As such, the company has worked to extend its secure container technology out from smartphones and tablets to wearables, allowing IT organisations to have fine-grain control over which data can get to these devices and ultimately, to allow it to separately encrypt and protect that data.
Centrify chief marketing officer, Mark Weiner, agreed security is a key element for this trend and mentioned the growing smartwatch space is the reason behind Centrify’s solution for wearables.
The unified identity management company recently announced it has extended its security protection to the next generation of wearable devices by enabling multi-factor authentication and single sign-on features.
“We see a lot of interest from customers for this. Along with securing the apps, people will be able to manage their devices. That’s a logical extension from tablets, and mobile phones. They all need to be managed because all of them have company apps and confidential information on it,” he said.
As a result, businesses to prepare themselves for the smartwatch wave by creating policies and strategies around dealing with company data on these devices.
“A lot of businesses aren’t prepared for this just like they weren’t prepared for the BYOD to smartphone wave we’ve seen in the past. If anything, wearables will make it that bit harder because it’s difficult to detect,” Gedda said.
But the smartwatch space is something the local reseller channel can bank on as the growth in the Australian smartwatch market in 2015 is expected to open up a lot of opportunities in that space. They should look for avenues to partner with organisations that for example, develop applications or offer value added services like security.

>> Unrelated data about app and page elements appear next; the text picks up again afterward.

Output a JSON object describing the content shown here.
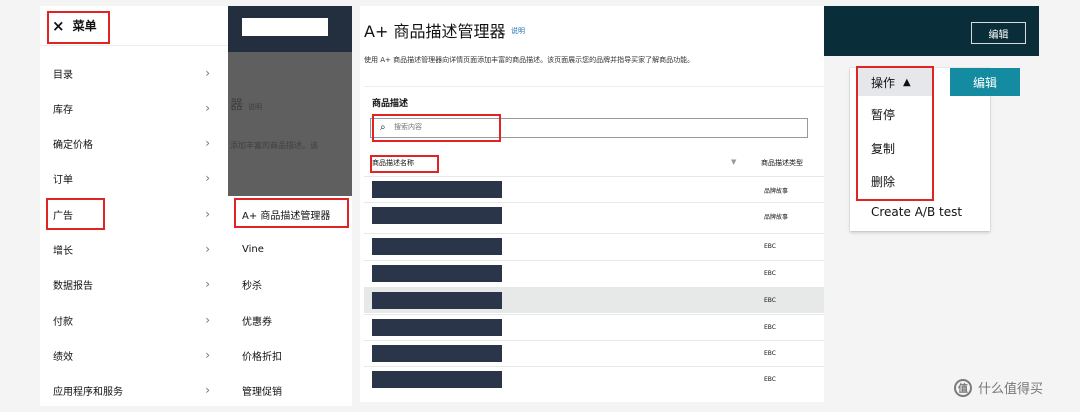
{
  "menu": {
    "close_glyph": "×",
    "title": "菜单",
    "items": [
      {
        "label": "目录"
      },
      {
        "label": "库存"
      },
      {
        "label": "确定价格"
      },
      {
        "label": "订单"
      },
      {
        "label": "广告"
      },
      {
        "label": "增长"
      },
      {
        "label": "数据报告"
      },
      {
        "label": "付款"
      },
      {
        "label": "绩效"
      },
      {
        "label": "应用程序和服务"
      }
    ]
  },
  "submenu": {
    "items": [
      {
        "label": "A+ 商品描述管理器"
      },
      {
        "label": "Vine"
      },
      {
        "label": "秒杀"
      },
      {
        "label": "优惠券"
      },
      {
        "label": "价格折扣"
      },
      {
        "label": "管理促销"
      }
    ],
    "faint_heading": "器",
    "faint_tag": "说明",
    "faint_text": "添加丰富的商品描述。该"
  },
  "manager": {
    "title": "A+ 商品描述管理器",
    "title_link": "说明",
    "description": "使用 A+ 商品描述管理器向详情页面添加丰富的商品描述。该页面展示您的品牌并指导买家了解商品功能。",
    "section_label": "商品描述",
    "search_placeholder": "搜索内容",
    "col_name": "商品描述名称",
    "col_type": "商品描述类型",
    "rows": [
      {
        "type": "品牌故事"
      },
      {
        "type": "品牌故事"
      },
      {
        "type": "EBC"
      },
      {
        "type": "EBC"
      },
      {
        "type": "EBC"
      },
      {
        "type": "EBC"
      },
      {
        "type": "EBC"
      },
      {
        "type": "EBC"
      }
    ]
  },
  "actions": {
    "top_edit": "编辑",
    "button": "操作",
    "items": [
      {
        "label": "暂停"
      },
      {
        "label": "复制"
      },
      {
        "label": "删除"
      },
      {
        "label": "Create A/B test"
      }
    ],
    "edit": "编辑"
  },
  "watermark": {
    "icon": "值",
    "text": "什么值得买"
  },
  "colors": {
    "highlight": "#e02424",
    "dark_nav": "#0a2d3a",
    "teal_button": "#148ba0"
  }
}
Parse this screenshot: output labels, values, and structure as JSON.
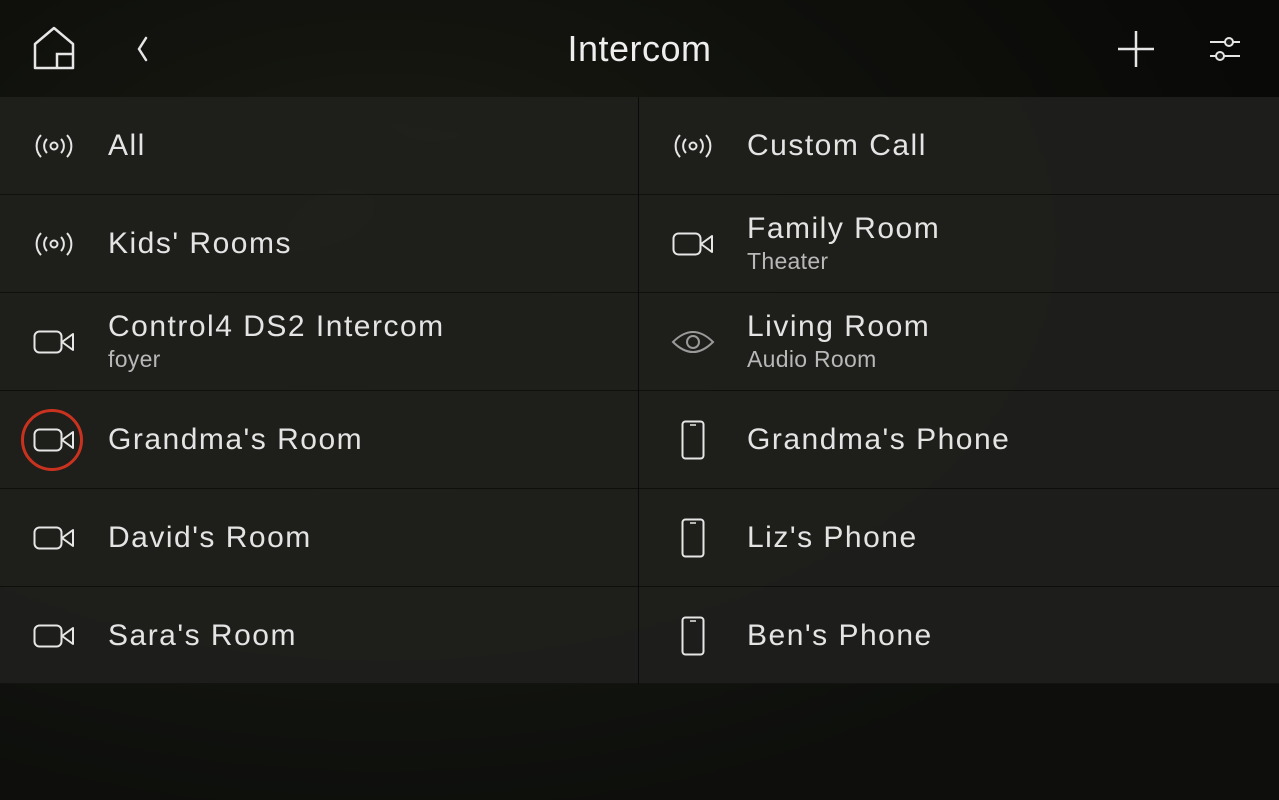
{
  "header": {
    "title": "Intercom",
    "home_icon": "home-icon",
    "back_icon": "chevron-left-icon",
    "add_icon": "plus-icon",
    "settings_icon": "sliders-icon"
  },
  "colors": {
    "selected_ring": "#c8321e",
    "text": "#e4e4e4",
    "subtext": "#b8b8b8"
  },
  "left": [
    {
      "name": "All",
      "sub": "",
      "icon": "broadcast-icon"
    },
    {
      "name": "Kids' Rooms",
      "sub": "",
      "icon": "broadcast-icon"
    },
    {
      "name": "Control4 DS2 Intercom",
      "sub": "foyer",
      "icon": "video-camera-icon"
    },
    {
      "name": "Grandma's Room",
      "sub": "",
      "icon": "video-camera-icon",
      "selected": true
    },
    {
      "name": "David's Room",
      "sub": "",
      "icon": "video-camera-icon"
    },
    {
      "name": "Sara's Room",
      "sub": "",
      "icon": "video-camera-icon"
    }
  ],
  "right": [
    {
      "name": "Custom Call",
      "sub": "",
      "icon": "broadcast-icon"
    },
    {
      "name": "Family Room",
      "sub": "Theater",
      "icon": "video-camera-icon"
    },
    {
      "name": "Living Room",
      "sub": "Audio Room",
      "icon": "eye-icon"
    },
    {
      "name": "Grandma's Phone",
      "sub": "",
      "icon": "phone-icon"
    },
    {
      "name": "Liz's Phone",
      "sub": "",
      "icon": "phone-icon"
    },
    {
      "name": "Ben's Phone",
      "sub": "",
      "icon": "phone-icon"
    }
  ]
}
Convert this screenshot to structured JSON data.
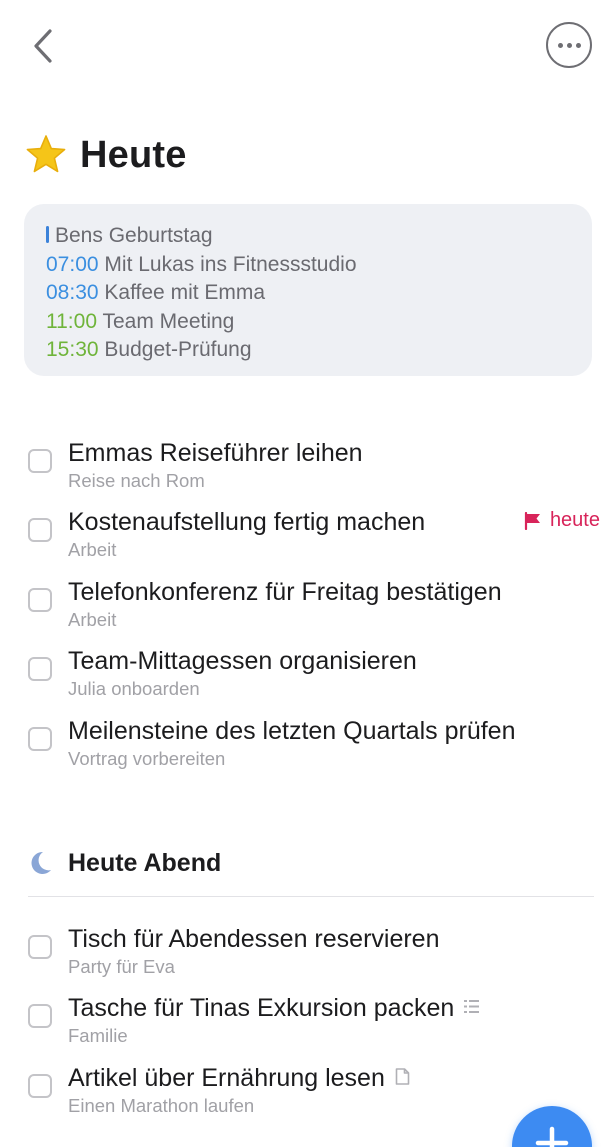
{
  "colors": {
    "accent": "#3d8bf2",
    "calendar_blue": "#3b8fe0",
    "calendar_green": "#6fb43a",
    "deadline_pink": "#d8245a",
    "star_yellow": "#f5c518",
    "moon_blue": "#8aa6d6"
  },
  "header": {
    "back_icon": "chevron-left-icon",
    "more_icon": "ellipsis-circle-icon",
    "title": "Heute",
    "title_icon": "star-icon"
  },
  "calendar": {
    "allday": "Bens Geburtstag",
    "events": [
      {
        "time": "07:00",
        "title": "Mit Lukas ins Fitnessstudio",
        "color": "blue"
      },
      {
        "time": "08:30",
        "title": "Kaffee mit Emma",
        "color": "blue"
      },
      {
        "time": "11:00",
        "title": "Team Meeting",
        "color": "green"
      },
      {
        "time": "15:30",
        "title": "Budget-Prüfung",
        "color": "green"
      }
    ]
  },
  "today_tasks": [
    {
      "title": "Emmas Reiseführer leihen",
      "project": "Reise nach Rom"
    },
    {
      "title": "Kostenaufstellung fertig machen",
      "project": "Arbeit",
      "deadline": "heute"
    },
    {
      "title": "Telefonkonferenz für Freitag bestätigen",
      "project": "Arbeit"
    },
    {
      "title": "Team-Mittagessen organisieren",
      "project": "Julia onboarden"
    },
    {
      "title": "Meilensteine des letzten Quartals prüfen",
      "project": "Vortrag vorbereiten"
    }
  ],
  "evening": {
    "title": "Heute Abend",
    "icon": "moon-icon",
    "tasks": [
      {
        "title": "Tisch für Abendessen reservieren",
        "project": "Party für Eva"
      },
      {
        "title": "Tasche für Tinas Exkursion packen",
        "project": "Familie",
        "icon": "checklist-icon"
      },
      {
        "title": "Artikel über Ernährung lesen",
        "project": "Einen Marathon laufen",
        "icon": "note-icon"
      }
    ]
  },
  "fab": {
    "icon": "plus-icon"
  }
}
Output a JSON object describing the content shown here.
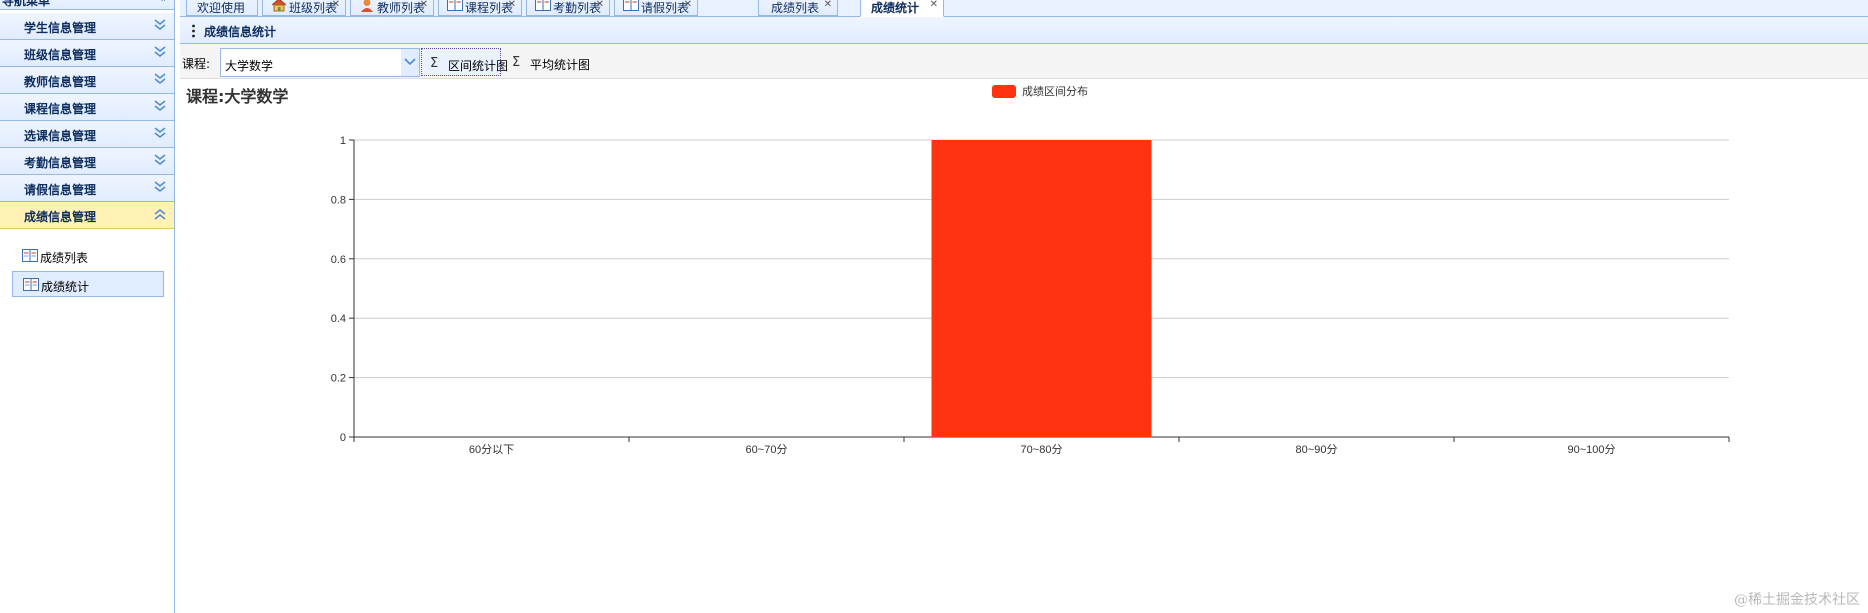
{
  "sidebar": {
    "title": "导航菜单",
    "items": [
      {
        "label": "学生信息管理"
      },
      {
        "label": "班级信息管理"
      },
      {
        "label": "教师信息管理"
      },
      {
        "label": "课程信息管理"
      },
      {
        "label": "选课信息管理"
      },
      {
        "label": "考勤信息管理"
      },
      {
        "label": "请假信息管理"
      },
      {
        "label": "成绩信息管理",
        "active": true
      }
    ],
    "sub_items": [
      {
        "label": "成绩列表"
      },
      {
        "label": "成绩统计",
        "selected": true
      }
    ]
  },
  "tabs": [
    {
      "label": "欢迎使用",
      "icon": ""
    },
    {
      "label": "班级列表",
      "icon": "house-icon"
    },
    {
      "label": "教师列表",
      "icon": "teacher-icon"
    },
    {
      "label": "课程列表",
      "icon": "book-icon"
    },
    {
      "label": "考勤列表",
      "icon": "book-icon"
    },
    {
      "label": "请假列表",
      "icon": "book-icon"
    },
    {
      "label": "成绩列表",
      "icon": ""
    },
    {
      "label": "成绩统计",
      "icon": "",
      "active": true
    }
  ],
  "panel": {
    "title": "成绩信息统计"
  },
  "toolbar": {
    "course_label": "课程:",
    "course_value": "大学数学",
    "range_button": "区间统计图",
    "average_button": "平均统计图"
  },
  "chart_title": "课程:大学数学",
  "chart_data": {
    "type": "bar",
    "title": "",
    "xlabel": "",
    "ylabel": "",
    "categories": [
      "60分以下",
      "60~70分",
      "70~80分",
      "80~90分",
      "90~100分"
    ],
    "series": [
      {
        "name": "成绩区间分布",
        "values": [
          0,
          0,
          1,
          0,
          0
        ],
        "color": "#ff3311"
      }
    ],
    "ylim": [
      0,
      1
    ],
    "yticks": [
      "0",
      "0.2",
      "0.4",
      "0.6",
      "0.8",
      "1"
    ],
    "grid": true,
    "legend": "top-center"
  },
  "watermark": "@稀土掘金技术社区",
  "colors": {
    "accent": "#95b8e7",
    "bar": "#ff3311",
    "active_nav": "#fff2b4"
  }
}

“Every reseller play in the mobile device space can be applied to wearables including mobile device management, data security, data backup, application revisioning and application development. The opportunities are all there, it’s just a matter of getting the right APIs and the right way to distribute to an audience,” Gedda said.
Someren mentioned that although most smartwatches will primarily be consumer purchases rather than corporate buys initially, enterprises are going to need some specialised software in order to enable these devices to be used securely with enterprise data when they become popular in the workforce.
“At the hardware level the traditional enterprise channels will not be involved initially but we very much hope and expect that the channels are going to be involved in the delivery of that software. There is still very much a play for the channel in providing the software and the management," he said.
“We expect to have strong channel engagement both for the delivery of on-premise software deployments as well as managed service providers for such solutions.”
Weiner claimed this transition is positive for the channel because it’s going to drive end users and companies to new computing environments and incremental app sales. It also drives professional services and integration opportunities.
“There’s more platforms to run more apps and to do more business process and optimisation. So the channel can get into systems integration, or tying it in to other back-end resources. It opens up avenues for IT to drive business,” he added.